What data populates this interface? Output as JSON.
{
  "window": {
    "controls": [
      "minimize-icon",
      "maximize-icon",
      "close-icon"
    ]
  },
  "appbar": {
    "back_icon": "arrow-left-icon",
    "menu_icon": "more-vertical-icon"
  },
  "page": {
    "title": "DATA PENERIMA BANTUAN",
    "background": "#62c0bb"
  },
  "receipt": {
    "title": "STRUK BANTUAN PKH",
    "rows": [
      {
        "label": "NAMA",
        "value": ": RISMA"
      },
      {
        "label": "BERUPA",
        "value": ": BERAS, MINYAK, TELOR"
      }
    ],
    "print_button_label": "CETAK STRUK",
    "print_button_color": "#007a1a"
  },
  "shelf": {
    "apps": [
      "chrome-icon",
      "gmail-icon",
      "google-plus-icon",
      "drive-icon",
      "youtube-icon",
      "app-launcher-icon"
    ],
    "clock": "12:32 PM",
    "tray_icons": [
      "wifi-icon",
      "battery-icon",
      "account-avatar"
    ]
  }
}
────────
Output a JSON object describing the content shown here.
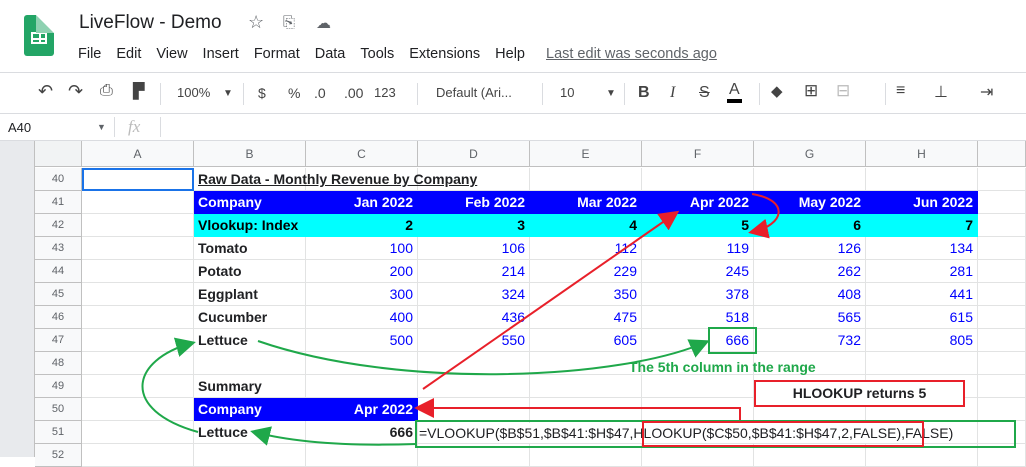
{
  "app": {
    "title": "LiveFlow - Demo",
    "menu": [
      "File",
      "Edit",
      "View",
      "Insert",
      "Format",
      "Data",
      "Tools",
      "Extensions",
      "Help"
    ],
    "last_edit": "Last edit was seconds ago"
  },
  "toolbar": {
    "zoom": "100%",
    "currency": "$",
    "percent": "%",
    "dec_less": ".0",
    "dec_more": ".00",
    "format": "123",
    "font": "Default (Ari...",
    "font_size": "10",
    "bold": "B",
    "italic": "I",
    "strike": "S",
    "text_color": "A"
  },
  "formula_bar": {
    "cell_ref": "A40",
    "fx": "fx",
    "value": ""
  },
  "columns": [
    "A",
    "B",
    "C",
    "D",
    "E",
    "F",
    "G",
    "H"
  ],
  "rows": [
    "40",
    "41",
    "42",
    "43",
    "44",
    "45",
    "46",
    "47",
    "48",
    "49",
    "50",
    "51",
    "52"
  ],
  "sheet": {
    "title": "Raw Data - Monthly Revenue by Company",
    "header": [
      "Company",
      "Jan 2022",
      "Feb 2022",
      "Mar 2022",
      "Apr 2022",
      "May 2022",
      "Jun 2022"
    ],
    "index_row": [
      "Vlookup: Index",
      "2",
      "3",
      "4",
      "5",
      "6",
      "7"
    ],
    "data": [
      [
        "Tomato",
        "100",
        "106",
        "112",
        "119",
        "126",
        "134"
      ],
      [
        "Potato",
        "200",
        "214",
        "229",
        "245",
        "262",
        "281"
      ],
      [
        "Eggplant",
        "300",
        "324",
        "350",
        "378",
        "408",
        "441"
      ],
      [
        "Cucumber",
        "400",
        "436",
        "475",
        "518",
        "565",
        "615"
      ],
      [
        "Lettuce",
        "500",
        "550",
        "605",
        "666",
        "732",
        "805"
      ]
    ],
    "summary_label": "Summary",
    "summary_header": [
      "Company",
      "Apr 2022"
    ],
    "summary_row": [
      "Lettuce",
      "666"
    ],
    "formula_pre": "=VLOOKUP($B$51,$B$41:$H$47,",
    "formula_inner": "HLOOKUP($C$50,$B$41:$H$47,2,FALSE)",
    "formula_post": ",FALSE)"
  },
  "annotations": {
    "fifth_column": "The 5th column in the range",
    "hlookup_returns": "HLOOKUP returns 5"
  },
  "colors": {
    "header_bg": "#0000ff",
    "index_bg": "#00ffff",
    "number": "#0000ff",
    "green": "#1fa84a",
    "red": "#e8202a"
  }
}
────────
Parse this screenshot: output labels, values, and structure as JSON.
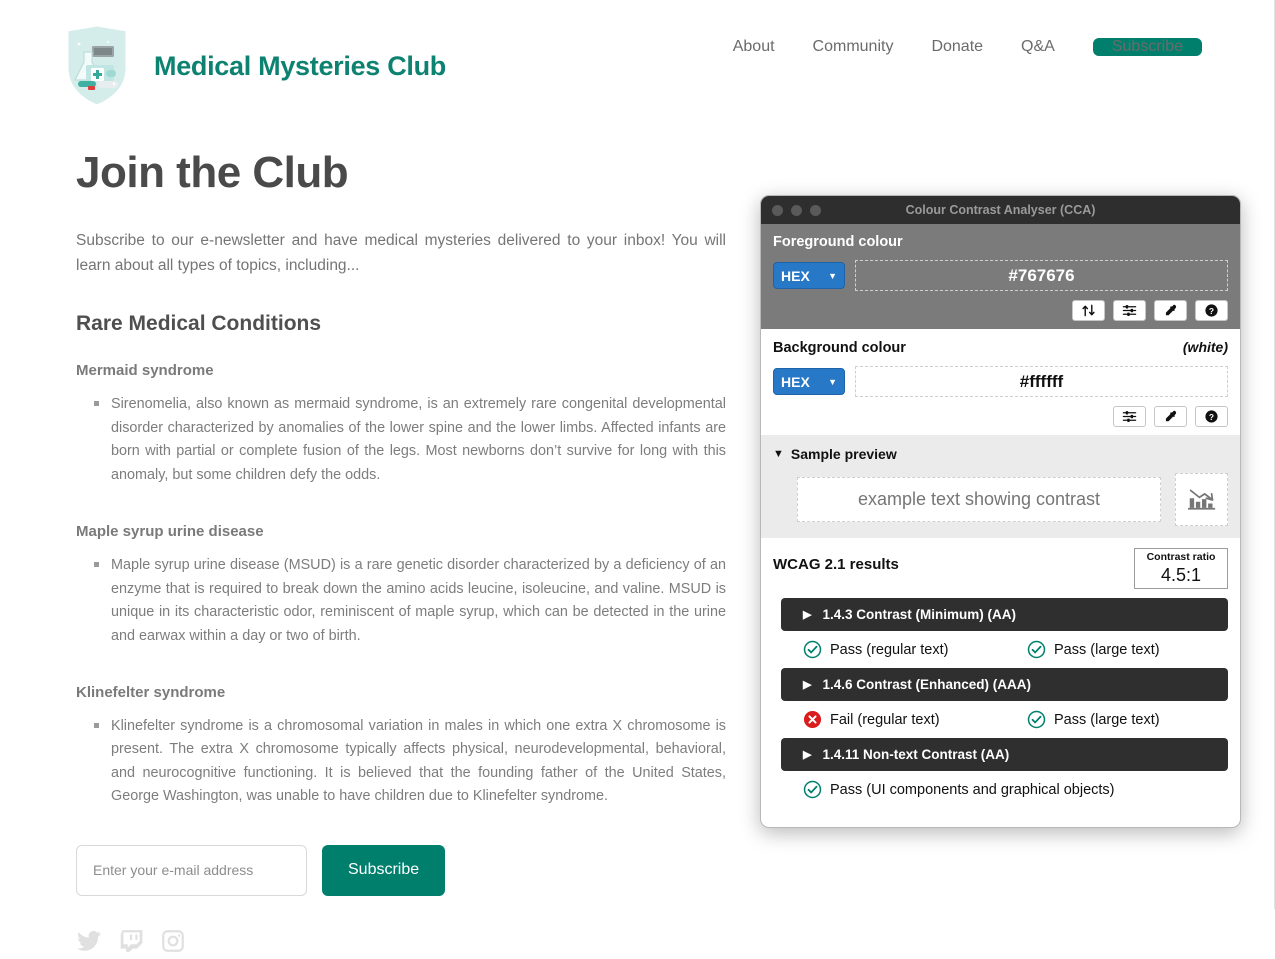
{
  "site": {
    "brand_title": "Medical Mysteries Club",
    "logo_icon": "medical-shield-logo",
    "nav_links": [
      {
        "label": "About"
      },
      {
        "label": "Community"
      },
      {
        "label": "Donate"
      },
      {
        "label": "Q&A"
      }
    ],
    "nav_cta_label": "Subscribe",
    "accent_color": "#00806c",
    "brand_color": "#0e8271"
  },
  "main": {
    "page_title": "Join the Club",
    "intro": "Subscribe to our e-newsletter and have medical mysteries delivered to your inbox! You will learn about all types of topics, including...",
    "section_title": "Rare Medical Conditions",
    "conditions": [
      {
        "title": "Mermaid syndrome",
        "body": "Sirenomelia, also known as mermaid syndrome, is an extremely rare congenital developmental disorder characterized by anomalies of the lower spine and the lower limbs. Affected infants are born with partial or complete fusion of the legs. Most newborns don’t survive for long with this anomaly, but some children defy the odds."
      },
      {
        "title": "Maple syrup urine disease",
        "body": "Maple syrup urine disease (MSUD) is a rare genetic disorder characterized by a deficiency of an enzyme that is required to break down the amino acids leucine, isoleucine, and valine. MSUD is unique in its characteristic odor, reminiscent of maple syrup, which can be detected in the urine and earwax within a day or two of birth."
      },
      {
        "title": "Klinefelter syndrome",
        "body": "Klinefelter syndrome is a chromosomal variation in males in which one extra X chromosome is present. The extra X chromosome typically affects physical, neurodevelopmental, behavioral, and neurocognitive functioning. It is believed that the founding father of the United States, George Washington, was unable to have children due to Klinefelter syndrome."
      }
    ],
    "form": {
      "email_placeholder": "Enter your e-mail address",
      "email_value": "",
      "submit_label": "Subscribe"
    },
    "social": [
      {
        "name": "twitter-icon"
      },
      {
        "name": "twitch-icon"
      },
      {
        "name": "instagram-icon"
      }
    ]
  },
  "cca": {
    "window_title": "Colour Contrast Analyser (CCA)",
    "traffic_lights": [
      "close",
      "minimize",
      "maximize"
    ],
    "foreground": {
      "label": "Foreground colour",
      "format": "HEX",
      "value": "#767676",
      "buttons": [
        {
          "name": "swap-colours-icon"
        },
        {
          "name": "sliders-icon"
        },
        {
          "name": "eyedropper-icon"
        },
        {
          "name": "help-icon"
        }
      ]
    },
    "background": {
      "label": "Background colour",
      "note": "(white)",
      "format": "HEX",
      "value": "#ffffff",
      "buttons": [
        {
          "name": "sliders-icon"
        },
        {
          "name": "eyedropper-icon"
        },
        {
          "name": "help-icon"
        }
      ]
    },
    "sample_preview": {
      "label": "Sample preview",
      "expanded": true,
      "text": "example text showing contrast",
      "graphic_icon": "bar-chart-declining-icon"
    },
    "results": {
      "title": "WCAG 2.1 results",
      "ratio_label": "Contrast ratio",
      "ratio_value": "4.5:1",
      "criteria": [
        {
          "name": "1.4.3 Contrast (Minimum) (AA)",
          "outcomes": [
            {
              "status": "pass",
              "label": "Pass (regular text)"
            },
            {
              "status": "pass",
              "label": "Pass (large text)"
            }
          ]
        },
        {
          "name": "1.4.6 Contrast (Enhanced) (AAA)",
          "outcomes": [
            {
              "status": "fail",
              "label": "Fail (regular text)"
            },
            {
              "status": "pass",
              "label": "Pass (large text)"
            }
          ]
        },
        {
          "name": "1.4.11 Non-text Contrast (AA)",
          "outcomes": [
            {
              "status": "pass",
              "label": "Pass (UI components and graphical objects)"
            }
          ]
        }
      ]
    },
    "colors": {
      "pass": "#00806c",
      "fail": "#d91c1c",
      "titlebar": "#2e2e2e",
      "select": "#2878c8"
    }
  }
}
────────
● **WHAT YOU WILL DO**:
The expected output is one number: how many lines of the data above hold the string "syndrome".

● **TASK ANSWER**:
4